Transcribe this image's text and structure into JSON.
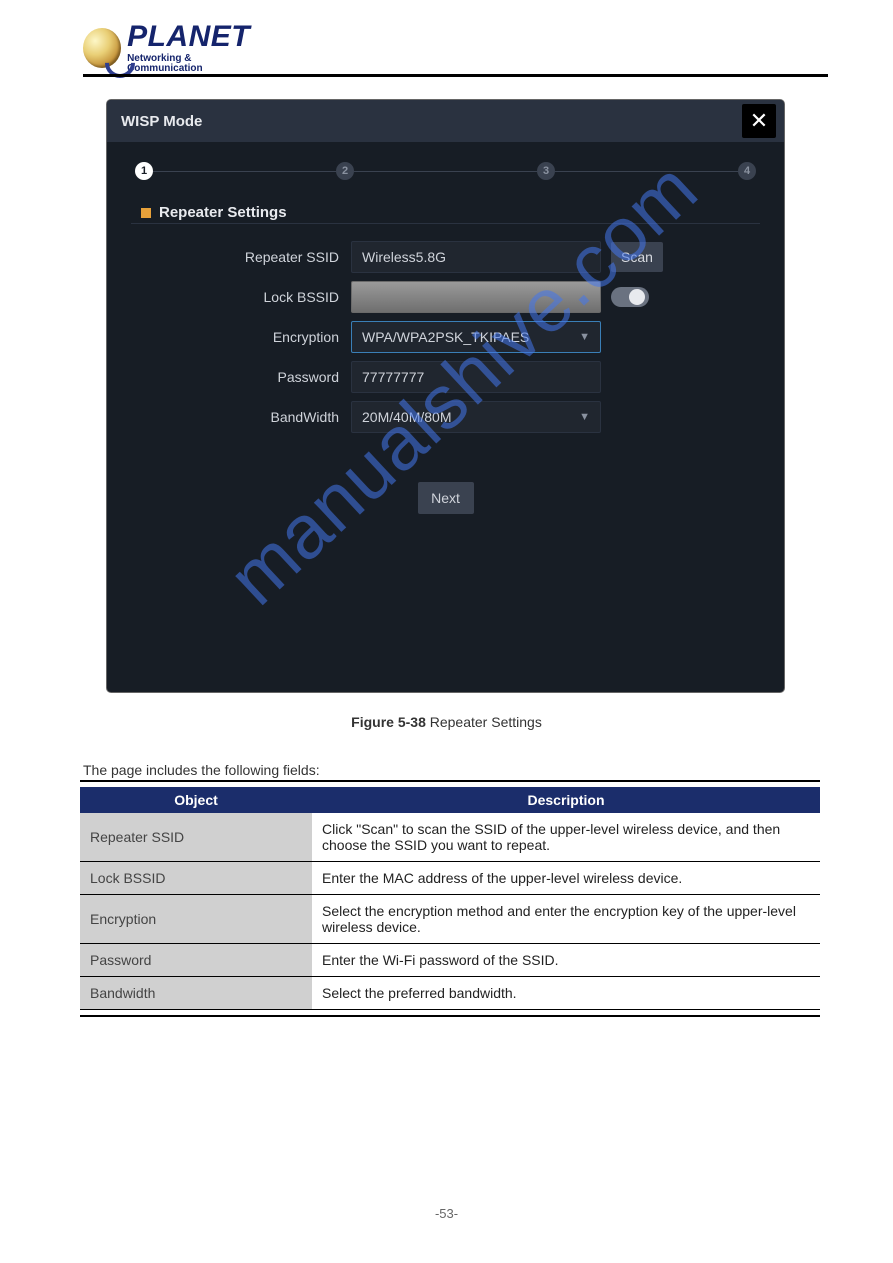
{
  "brand": {
    "name": "PLANET",
    "tag": "Networking & Communication"
  },
  "modal": {
    "title": "WISP Mode",
    "close_glyph": "✕",
    "steps": [
      "1",
      "2",
      "3",
      "4"
    ],
    "section_title": "Repeater Settings",
    "labels": {
      "ssid": "Repeater SSID",
      "bssid": "Lock BSSID",
      "encryption": "Encryption",
      "password": "Password",
      "bandwidth": "BandWidth"
    },
    "values": {
      "ssid": "Wireless5.8G",
      "bssid": "",
      "encryption": "WPA/WPA2PSK_TKIPAES",
      "password": "77777777",
      "bandwidth": "20M/40M/80M"
    },
    "buttons": {
      "scan": "Scan",
      "next": "Next"
    }
  },
  "watermark": "manualshive.com",
  "caption": {
    "prefix": "Figure 5-",
    "num": "38",
    "rest": " Repeater Settings"
  },
  "subcaption": "The page includes the following fields:",
  "table": {
    "head": [
      "Object",
      "Description"
    ],
    "rows": [
      [
        "Repeater SSID",
        "Click \"Scan\" to scan the SSID of the upper-level wireless device, and then choose the SSID you want to repeat."
      ],
      [
        "Lock BSSID",
        "Enter the MAC address of the upper-level wireless device."
      ],
      [
        "Encryption",
        "Select the encryption method and enter the encryption key of the upper-level wireless device."
      ],
      [
        "Password",
        "Enter the Wi-Fi password of the SSID."
      ],
      [
        "Bandwidth",
        "Select the preferred bandwidth."
      ]
    ]
  },
  "page_number": "-53-"
}
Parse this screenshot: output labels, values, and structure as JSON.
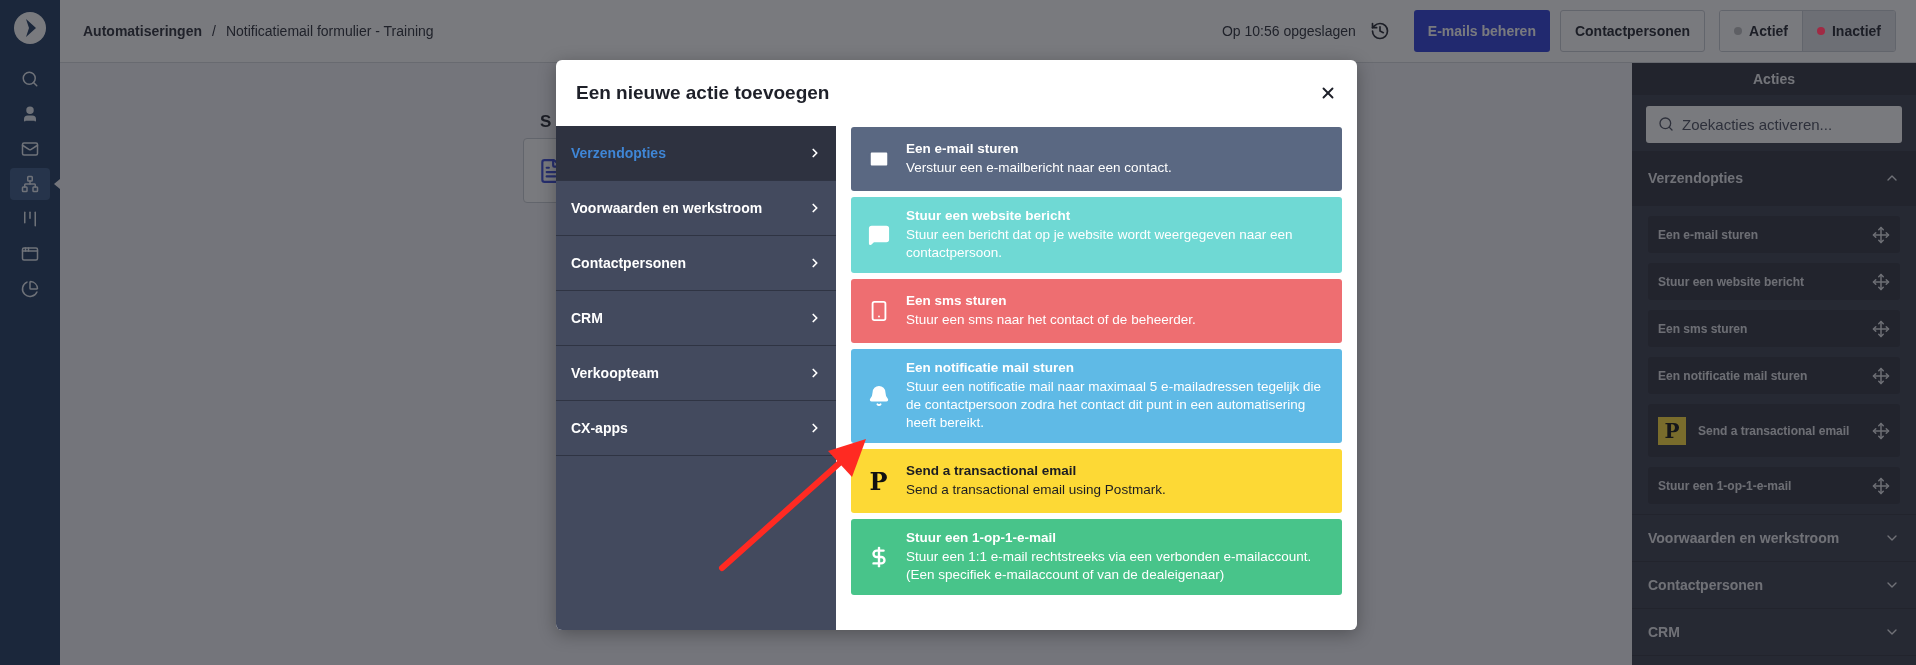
{
  "nav": {
    "items": [
      {
        "kind": "search",
        "selected": false
      },
      {
        "kind": "contacts",
        "selected": false
      },
      {
        "kind": "mail",
        "selected": false
      },
      {
        "kind": "automation",
        "selected": true
      },
      {
        "kind": "board",
        "selected": false
      },
      {
        "kind": "window",
        "selected": false
      },
      {
        "kind": "reports",
        "selected": false
      }
    ]
  },
  "header": {
    "breadcrumb_parent": "Automatiseringen",
    "breadcrumb_separator": "/",
    "breadcrumb_current": "Notificatiemail formulier - Training",
    "saved": "Op 10:56 opgeslagen",
    "primary_button": "E-mails beheren",
    "secondary_button": "Contactpersonen",
    "status_toggle": [
      {
        "label": "Actief",
        "color": "#5e5f64",
        "selected": false
      },
      {
        "label": "Inactief",
        "color": "#a12a44",
        "selected": true
      }
    ]
  },
  "canvas": {
    "node_title": "S"
  },
  "modal": {
    "title": "Een nieuwe actie toevoegen",
    "categories": [
      {
        "label": "Verzendopties",
        "selected": true
      },
      {
        "label": "Voorwaarden en werkstroom",
        "selected": false
      },
      {
        "label": "Contactpersonen",
        "selected": false
      },
      {
        "label": "CRM",
        "selected": false
      },
      {
        "label": "Verkoopteam",
        "selected": false
      },
      {
        "label": "CX-apps",
        "selected": false
      }
    ],
    "actions": [
      {
        "kind": "email",
        "color": "#5a6882",
        "text_dark": false,
        "title": "Een e-mail sturen",
        "description": "Verstuur een e-mailbericht naar een contact."
      },
      {
        "kind": "chat",
        "color": "#6fd9d4",
        "text_dark": false,
        "title": "Stuur een website bericht",
        "description": "Stuur een bericht dat op je website wordt weergegeven naar een contactpersoon."
      },
      {
        "kind": "sms",
        "color": "#ee6e71",
        "text_dark": false,
        "title": "Een sms sturen",
        "description": "Stuur een sms naar het contact of de beheerder."
      },
      {
        "kind": "bell",
        "color": "#5fbae6",
        "text_dark": false,
        "title": "Een notificatie mail sturen",
        "description": "Stuur een notificatie mail naar maximaal 5 e-mailadressen tegelijk die de contactpersoon zodra het contact dit punt in een automatisering heeft bereikt."
      },
      {
        "kind": "postmark",
        "color": "#fdd935",
        "text_dark": true,
        "logo_letter": "P",
        "title": "Send a transactional email",
        "description": "Send a transactional email using Postmark."
      },
      {
        "kind": "dollar",
        "color": "#48c48a",
        "text_dark": false,
        "title": "Stuur een 1-op-1-e-mail",
        "description": "Stuur een 1:1 e-mail rechtstreeks via een verbonden e-mailaccount. (Een specifiek e-mailaccount of van de dealeigenaar)"
      }
    ]
  },
  "sidebar": {
    "title": "Acties",
    "search_placeholder": "Zoekacties activeren...",
    "sections": [
      {
        "label": "Verzendopties",
        "expanded": true,
        "items": [
          {
            "kind": "plain",
            "label": "Een e-mail sturen"
          },
          {
            "kind": "plain",
            "label": "Stuur een website bericht"
          },
          {
            "kind": "plain",
            "label": "Een sms sturen"
          },
          {
            "kind": "plain",
            "label": "Een notificatie mail sturen"
          },
          {
            "kind": "logo",
            "logo_letter": "P",
            "label": "Send a transactional email"
          },
          {
            "kind": "plain",
            "label": "Stuur een 1-op-1-e-mail"
          }
        ]
      },
      {
        "label": "Voorwaarden en werkstroom",
        "expanded": false
      },
      {
        "label": "Contactpersonen",
        "expanded": false
      },
      {
        "label": "CRM",
        "expanded": false
      }
    ]
  }
}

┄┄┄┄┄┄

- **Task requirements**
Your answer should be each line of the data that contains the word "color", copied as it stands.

- **Response to the exercise**
        "color": "#5e5f64",
        "color": "#a12a44",
        "color": "#5a6882",
        "color": "#6fd9d4",
        "color": "#ee6e71",
        "color": "#5fbae6",
        "color": "#fdd935",
        "color": "#48c48a",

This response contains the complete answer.